The report parallels the Times' story in that "the topmost grievance expressed by workers concerned their depressed wages." Nearly all of the laborers, many of whom come from Bangladesh or Pakistan, pay exorbitant recruitment fees, some in excess of $3,000, to work on the projects being commissioned by the UAE on Saadiyat Island. After paying down their debt, many are lucky to earn more than $200 a month to send home to their families, while they live in cramped, vermin-infested shacks.

The report recommends creating a living wage for the some 6,000 workers, as well as a one-time "relocation fee" of roughly $2,000 per worker to end their debt cycles—these suggestions seem modest given that the UAE is the third-richest country in the world. The contractors employing the workers effectively spend more on their housing than their wages.

"It's not a question of money, it's a question of power," Ross says. "They won't give in because they need this permanent underclass to be docile and obedient.
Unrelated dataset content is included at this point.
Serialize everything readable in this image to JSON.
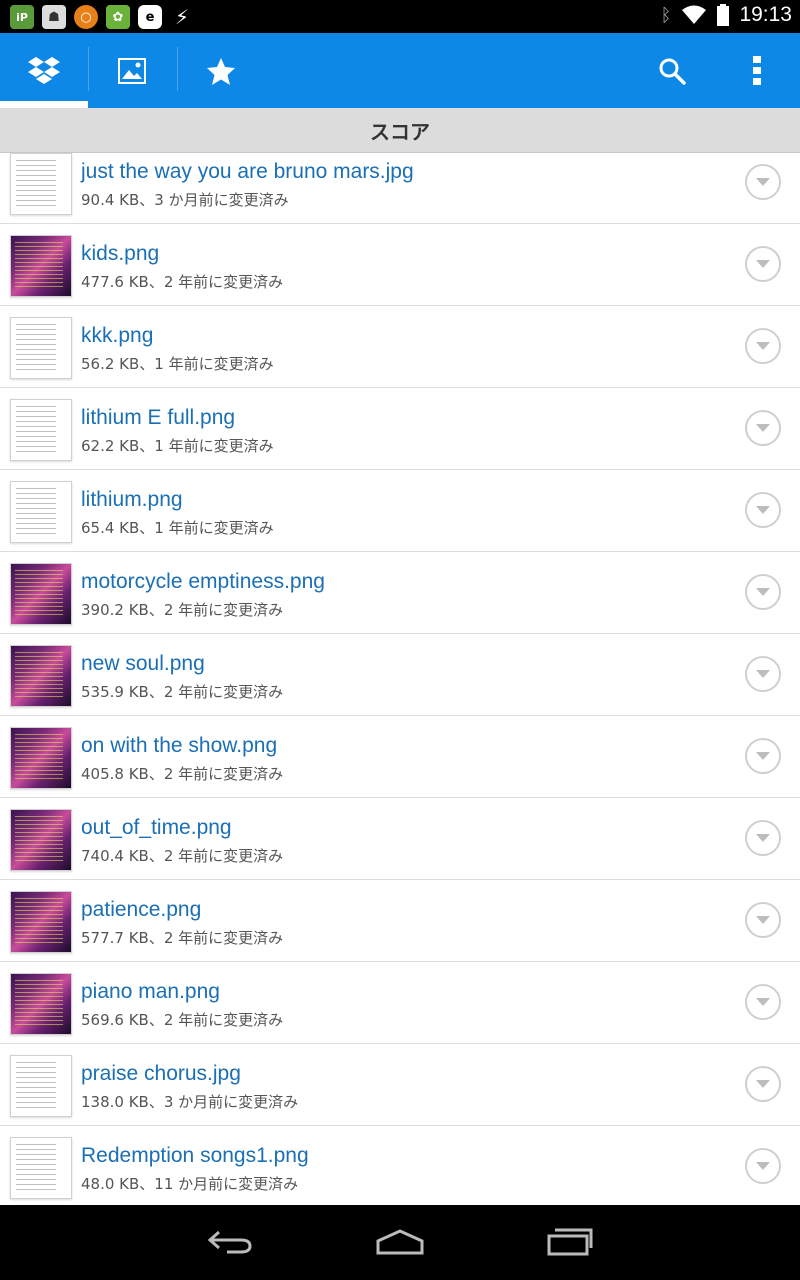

No one would work under these conditions unless they were paying off debt."